I_p(r+1,n-r) = \frac{n!}{r!(n-r-1)!} \int_o^p {t^r (1-t)^{n-r-1}} dt = 1 - \sum_{k=0}^r { \binom{n}{j} p^k (1-p)^{n-k} }
<div class="equation">
I_p(r+1,n-r) = \frac{n!}{r!(n-r-1)!} \int_o^p {t^r (1-t)^{n-r-1}} dt
= 1 - \sum_{k=0}^r { \binom{n}{j} p^k (1-p)^{n-k} }
</div>

given already in the original memoir of Thomas Bayes (1763) (Bayes' Theorem).

Posterior Probablily of parameters μ and σ give the Jeffrey's prior

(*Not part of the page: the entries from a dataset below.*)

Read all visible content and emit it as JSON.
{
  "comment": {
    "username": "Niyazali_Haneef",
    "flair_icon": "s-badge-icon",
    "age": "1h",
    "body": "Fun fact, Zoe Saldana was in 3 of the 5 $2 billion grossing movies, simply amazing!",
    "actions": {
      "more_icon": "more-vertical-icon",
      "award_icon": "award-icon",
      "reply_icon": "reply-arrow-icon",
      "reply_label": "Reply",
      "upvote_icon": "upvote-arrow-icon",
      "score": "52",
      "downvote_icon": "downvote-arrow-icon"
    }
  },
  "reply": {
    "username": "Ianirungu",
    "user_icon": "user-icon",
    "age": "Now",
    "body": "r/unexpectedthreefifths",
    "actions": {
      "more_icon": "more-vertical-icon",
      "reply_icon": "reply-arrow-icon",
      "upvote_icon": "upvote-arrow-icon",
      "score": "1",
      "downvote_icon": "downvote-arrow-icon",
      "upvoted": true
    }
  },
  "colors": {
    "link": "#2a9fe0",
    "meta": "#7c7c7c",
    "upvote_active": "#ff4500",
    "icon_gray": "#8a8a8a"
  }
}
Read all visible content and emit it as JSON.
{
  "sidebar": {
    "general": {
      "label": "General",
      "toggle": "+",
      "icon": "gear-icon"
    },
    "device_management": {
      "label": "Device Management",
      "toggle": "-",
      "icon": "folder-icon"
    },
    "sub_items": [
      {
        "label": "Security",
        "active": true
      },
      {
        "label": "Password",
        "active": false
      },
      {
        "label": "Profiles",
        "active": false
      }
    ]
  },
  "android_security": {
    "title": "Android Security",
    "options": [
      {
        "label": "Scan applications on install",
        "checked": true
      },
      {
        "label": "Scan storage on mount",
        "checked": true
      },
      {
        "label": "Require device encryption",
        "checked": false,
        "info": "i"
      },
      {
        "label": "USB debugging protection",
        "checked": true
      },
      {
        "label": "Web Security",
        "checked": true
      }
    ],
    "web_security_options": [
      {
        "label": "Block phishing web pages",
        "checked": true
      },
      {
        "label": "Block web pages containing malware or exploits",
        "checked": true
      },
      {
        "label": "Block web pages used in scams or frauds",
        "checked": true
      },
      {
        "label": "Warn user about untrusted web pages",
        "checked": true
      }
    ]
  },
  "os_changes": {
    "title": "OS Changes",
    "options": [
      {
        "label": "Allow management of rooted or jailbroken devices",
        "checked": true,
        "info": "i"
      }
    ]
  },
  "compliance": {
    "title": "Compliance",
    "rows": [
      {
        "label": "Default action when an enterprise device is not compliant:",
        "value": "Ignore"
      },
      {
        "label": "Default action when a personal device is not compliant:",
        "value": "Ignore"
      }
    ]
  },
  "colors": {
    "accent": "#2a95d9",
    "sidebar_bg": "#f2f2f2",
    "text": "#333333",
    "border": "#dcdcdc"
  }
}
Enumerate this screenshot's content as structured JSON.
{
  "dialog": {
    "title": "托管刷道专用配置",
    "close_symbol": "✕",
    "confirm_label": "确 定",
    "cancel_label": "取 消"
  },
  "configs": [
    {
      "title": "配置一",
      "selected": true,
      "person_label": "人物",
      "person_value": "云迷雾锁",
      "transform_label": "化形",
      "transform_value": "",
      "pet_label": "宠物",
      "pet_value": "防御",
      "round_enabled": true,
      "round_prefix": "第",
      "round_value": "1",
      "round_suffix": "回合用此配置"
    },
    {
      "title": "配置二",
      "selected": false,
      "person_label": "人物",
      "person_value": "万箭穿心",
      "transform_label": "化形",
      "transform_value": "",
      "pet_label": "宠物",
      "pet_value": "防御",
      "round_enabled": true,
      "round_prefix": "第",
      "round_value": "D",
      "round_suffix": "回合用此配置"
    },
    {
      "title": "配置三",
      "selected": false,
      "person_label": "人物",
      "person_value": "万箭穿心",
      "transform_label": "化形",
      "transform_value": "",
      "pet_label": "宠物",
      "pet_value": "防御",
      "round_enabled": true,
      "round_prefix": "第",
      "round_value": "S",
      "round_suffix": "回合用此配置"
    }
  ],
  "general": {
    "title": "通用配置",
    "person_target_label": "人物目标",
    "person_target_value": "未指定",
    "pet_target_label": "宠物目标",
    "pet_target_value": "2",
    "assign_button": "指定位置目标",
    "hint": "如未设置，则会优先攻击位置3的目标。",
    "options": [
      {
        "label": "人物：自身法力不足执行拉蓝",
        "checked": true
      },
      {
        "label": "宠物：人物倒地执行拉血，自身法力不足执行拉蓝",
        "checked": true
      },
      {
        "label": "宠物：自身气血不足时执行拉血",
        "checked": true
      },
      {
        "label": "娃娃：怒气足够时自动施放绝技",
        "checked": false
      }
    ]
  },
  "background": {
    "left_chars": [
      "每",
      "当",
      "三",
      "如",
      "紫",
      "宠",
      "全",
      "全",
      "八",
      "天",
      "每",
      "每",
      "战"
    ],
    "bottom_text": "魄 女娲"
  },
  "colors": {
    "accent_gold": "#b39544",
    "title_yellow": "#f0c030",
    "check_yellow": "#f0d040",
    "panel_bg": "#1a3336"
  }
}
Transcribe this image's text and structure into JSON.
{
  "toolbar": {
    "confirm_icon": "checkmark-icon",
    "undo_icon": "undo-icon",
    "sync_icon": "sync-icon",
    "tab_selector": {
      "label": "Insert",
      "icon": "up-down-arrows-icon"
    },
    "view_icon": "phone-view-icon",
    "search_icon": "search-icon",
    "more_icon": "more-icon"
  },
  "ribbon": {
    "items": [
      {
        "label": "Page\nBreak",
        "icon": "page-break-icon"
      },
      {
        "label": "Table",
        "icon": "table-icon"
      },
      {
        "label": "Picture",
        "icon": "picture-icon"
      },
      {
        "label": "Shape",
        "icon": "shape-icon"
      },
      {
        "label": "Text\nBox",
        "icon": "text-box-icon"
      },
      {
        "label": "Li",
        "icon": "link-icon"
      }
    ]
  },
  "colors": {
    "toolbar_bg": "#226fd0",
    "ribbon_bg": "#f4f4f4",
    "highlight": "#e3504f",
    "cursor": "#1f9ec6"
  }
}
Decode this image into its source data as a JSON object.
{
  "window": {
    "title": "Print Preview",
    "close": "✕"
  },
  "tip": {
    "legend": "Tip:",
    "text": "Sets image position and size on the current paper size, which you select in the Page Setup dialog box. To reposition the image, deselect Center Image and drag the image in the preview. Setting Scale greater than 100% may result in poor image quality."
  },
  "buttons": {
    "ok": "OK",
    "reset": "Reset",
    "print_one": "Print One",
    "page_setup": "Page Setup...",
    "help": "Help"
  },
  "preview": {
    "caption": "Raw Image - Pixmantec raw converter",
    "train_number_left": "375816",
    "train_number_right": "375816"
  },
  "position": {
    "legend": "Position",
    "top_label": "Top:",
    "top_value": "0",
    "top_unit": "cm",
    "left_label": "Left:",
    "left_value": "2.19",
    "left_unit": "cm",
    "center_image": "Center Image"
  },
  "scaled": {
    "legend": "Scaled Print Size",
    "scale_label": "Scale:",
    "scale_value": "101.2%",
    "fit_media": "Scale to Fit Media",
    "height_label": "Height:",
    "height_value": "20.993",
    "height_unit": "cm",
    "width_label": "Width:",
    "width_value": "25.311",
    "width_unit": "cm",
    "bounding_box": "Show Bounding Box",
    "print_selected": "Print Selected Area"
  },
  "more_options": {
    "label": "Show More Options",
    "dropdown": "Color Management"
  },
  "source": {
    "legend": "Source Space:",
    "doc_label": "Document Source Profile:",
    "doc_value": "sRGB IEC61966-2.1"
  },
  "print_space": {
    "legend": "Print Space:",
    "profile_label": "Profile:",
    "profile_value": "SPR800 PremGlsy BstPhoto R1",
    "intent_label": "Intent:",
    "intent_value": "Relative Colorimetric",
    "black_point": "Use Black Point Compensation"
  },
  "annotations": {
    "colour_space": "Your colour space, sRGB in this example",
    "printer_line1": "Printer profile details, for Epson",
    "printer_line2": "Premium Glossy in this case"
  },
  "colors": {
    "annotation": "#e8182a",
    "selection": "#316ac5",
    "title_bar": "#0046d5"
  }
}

P(\mu,\sigma | d \bold{x}) d\mu d\sigma = \frac{1}{(2\pi\sigma^2)^{n/2}} e^{ - \sum\limits^{n}_{i=0} {\left( x_i - \mu \right)^2}/{2\sigma^2}} \prod_i {dx_i} \frac{ d\mu d\sigma} {\sigma}
<div class="equation">
P(\mu,\sigma | \bold{x}) d\mu d\sigma = \frac{1}{(2\pi\sigma^2)^{n/2}}
e^{ - \sum\limits^{n}_{i=0} {\left( x_i - \mu \right)^2}/{2\sigma^2}}
\frac{ d\mu d\sigma} {\sigma}
</div>


The integral of the above wrt σ gives (basically) the Student-t distribution

P(\mu | d \bold{x} ) = \frac{1}{2}\frac{\Gamma(n/2)}{\left(\pi\right)^{n/2}} \prod_i {d x_i} \left( n \left( s^2 + \left(\bar x - \mu\right)^2 \right) \right)^{-n/2} \text{ where } s^2 = \frac{1}{n}\sum {x_i}^2 - \left( \bar x \right)^2
<div class="equation">
P(\mu | \bold{x}) d\mu = \frac{1}{2}\frac{\Gamma(n/2)}{\left(2\pi\right)^{n/2}}
\left(\frac{n}{2}\left(\bar s + \left(\bar x - \mu\right)^2 \right)\right)^{-n/2}
\text{ where } \bar s = \frac{1}{n}\sum {x_i}^2 - \left( \bar x \right)^2
</div>


Chi-squared distribution

\chi^2_\nu(y) = \frac{1}{2^{\nu/2}\Gamma(\nu/2)} \theta(y) y^{(\nu-2)/2} e^{-y/2}
<div class="equation">
\chi^2_\nu(y) = \frac{1}{2^{\nu/2}\Gamma(\nu/2)} \theta(y) y^{(\nu-2)/2} e^{-y/2}
</div>


Matrix...

\left( \begin{array}{ccc} \quad\bold{S} & \quad\bold{O} & \quad S\cdot\nu_L \\ \bold{-I} & \bold{-I} & \nu_U - \nu_L \end{array} \right) \cdot \left( \begin{array}{c} \nu \\ s \\ \nu_o \end{array} \right)
<div class="equation">
\left( \begin{array}{ccc}
\bold{-I}  &amp; \bold{-I} &amp; \nu_U - \nu_L
\end{array} \right) \cdot \left( \begin{array}{c}
\nu \\
s \\
\nu_o \end{array} \right)
</div>